I was 20 minutes into my stage at Ollie Dabbous’ new Mayfair restaurant, Hide, when one of the wait staff arrived into the main kitchen and said quietly to the head chef, Josh Angus: “The king of Malaysia is here for his sausages.”
I was waist deep in three crates of fresh ice plant at the time, standing just about in earshot of the gleaming and lengthy pass, with prep in full flow at around 9:30am. Bangers – a Huntsham Farm Middle White pork sausage to be precise – are found on the Hide breakfast menu, which starts at 5am.

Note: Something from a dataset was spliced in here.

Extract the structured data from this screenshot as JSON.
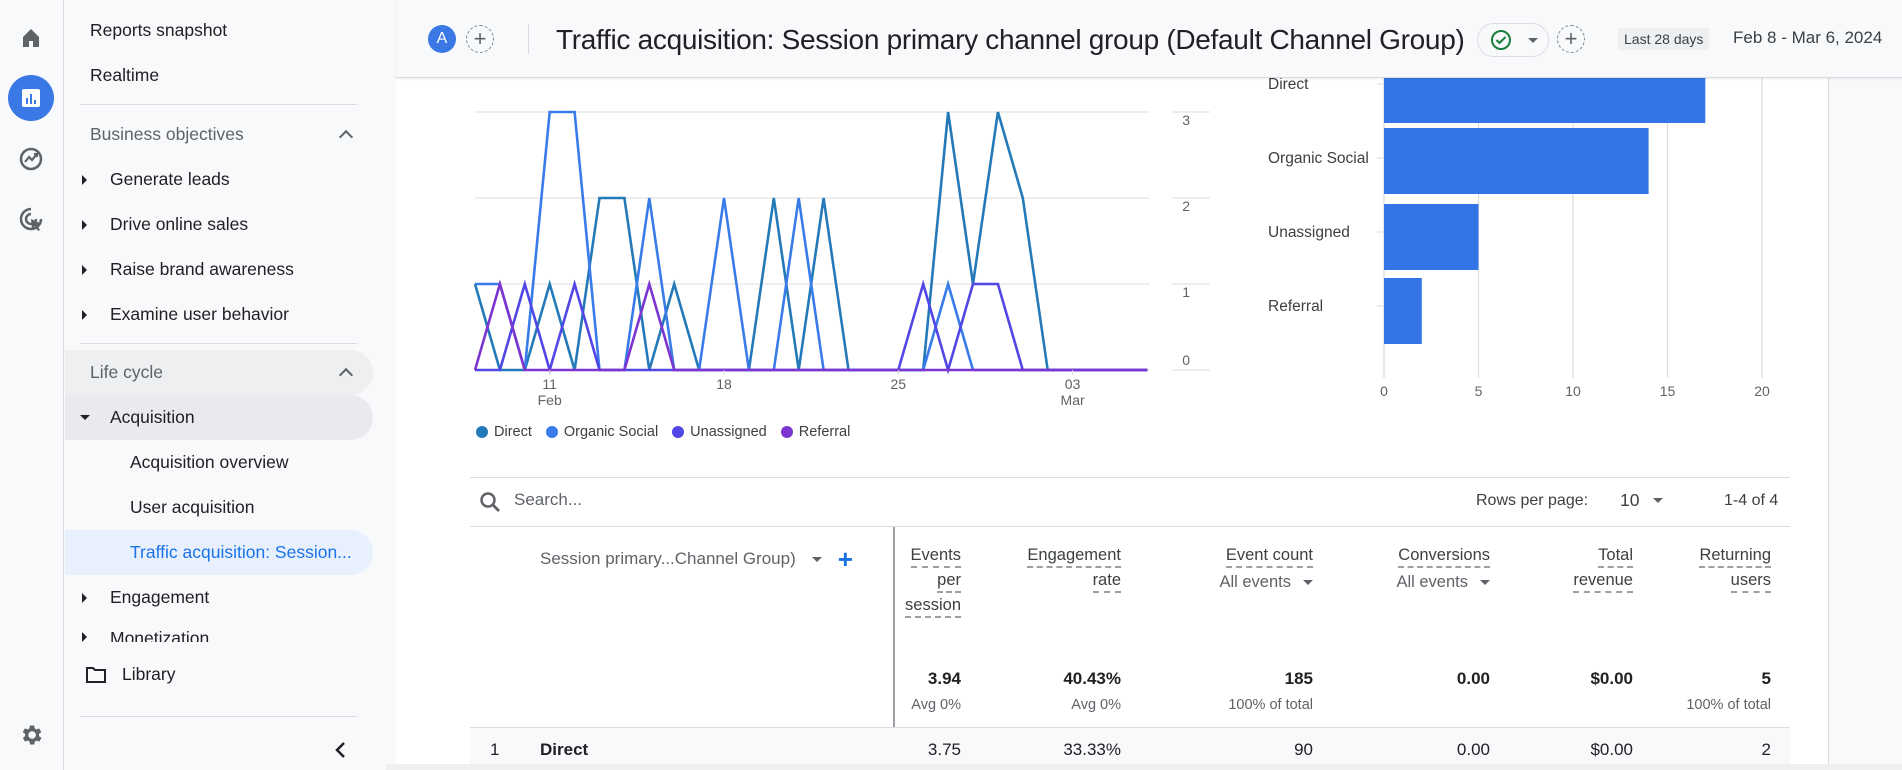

With Malaysia being a Muslim majority country and, therefore, not a pork-eating nation, this must all have been some kind of code and his majesty Sultan Muhammad V of Kelantan was not actually in the dining room. I took a quick break from my ice plant picking duties and made friends with one of the two breakfast chefs still at work. Edwin was his name and he made me a truffled scrambled eggs on toast.
Made with Cacklebean eggs exclusively from a little farm in the Cotswolds where chickens are fed paprika to create a deep yellow yolk, and with fresh brioche toast and Australian summer truffle slices on top – these scrambled eggs costs £24, reminding one that this is indeed a £20m restaurant gig run by one of the trendiest British chefs in the most expensive of London surroundings.
Ollie himself arrived in the kitchen soon after I’d finished breakfast and spent the next half an hour tasting different types of exotic-looking cured ham he’d brought to work. Unsurprisingly for a chef like him, his current charcuterie platter is not so ‘everyday’, being made up of goose, lamb and pork jowl.
I was under the tutelage of a commis called Marnix that morning, who has been at Hide since it opened in April. After the ice plant had been sorted, he had me peeling potatoes, picking crab and then sorting snapdragon flowers. Marnix was one of between 20 and 25 chefs working that day and I was the only stagiaire, with the brigade collectively sporting some of the coolest tattoos I’d ever seen.
The chefs at Hide work between five and eight shifts a week, which always include doubles, with Ollie present around four days a week, flitting in and out, keeping an eye on both the Ground kitchen (where I was) and the Above kitchen (a tasting menu affair). A booming ‘oui’ heralded the start of lunch service at 11:30 and I first spent time on the flatbread section which was being run solo by an Italian chef, Pietro. You might be forgiven for thinking a flatbread was a simple affair – but these are Ollie Dabbous flatbreads. I had a go at one: buttered crayfish, pickled cockles, cucumber, dill, seaweed mayo, radish, borage flowers and a bit of garlic. And the freshly baked flatbread, of course.
Angus runs a tight ship, with him and his senior sous Sam stalking up and down the pass like a pair of hyenas. Fire and fury was the order of the day as tickets started to mount, with Pietro earning their wrath early on for slow delivery. I took shelter on the cold larder and quickly realised that they had perhaps the biggest collection of flowers for garnish that I’d seen since my stint at forager supreme Simon Rogan’s Fera at Claridge’s.
I was handed a pair of tweezers by Simba, the chef in charge of the section, and while Dan Doherty at Duck and Waffle once told me, “put those tweezers down, God gave us fingers”, that certainly didn’t apply here. Almost all the starters and main courses include a flower/leaf garnish of some sort, with every plating movement under the watchful eye of Josh, Sam or the revolving Ollie. Many were veritable botanic gardens as they headed out to the dining room, with the new season Herdwick lamb dish, for example, needing sugarsnaps, pink purslane, mint tips/pluches, garlic flowers and pea shoots.
The roast scallops, meanwhile, were to come with sea lettuce, salty fingers, dill, oyster leaves and my freshly picked ice plant. My stage had now become something of a flower arranging occasion with Ollie inviting me back to the pass to help tweezer the wild salmon dish with leek, pickled garlic, tiny tagetes, sweet cicely, rocket, clatonia, mustard leaves, milbuna and primrose flowers.
There were around 51 covers for lunch and, when the dust settled just after 3pm, all chefs piled over the road for lunch in the staff room while an army of KPs cleaned the kitchen for dinner service. I made the mistake of returning to the kitchen via the main door of the restaurant and was immediately grabbed by the scruff like a kitten by one of the maitre d’s, Alberto.
The executive pastry chef, Zacharie Poulot, gave me a portion of his meadow hay ice cream with Tulameen raspberries after my telling off. He’d actually just joined the Fera pastry team when I was there three years ago – and they were dabbling with hay back then too. Small world.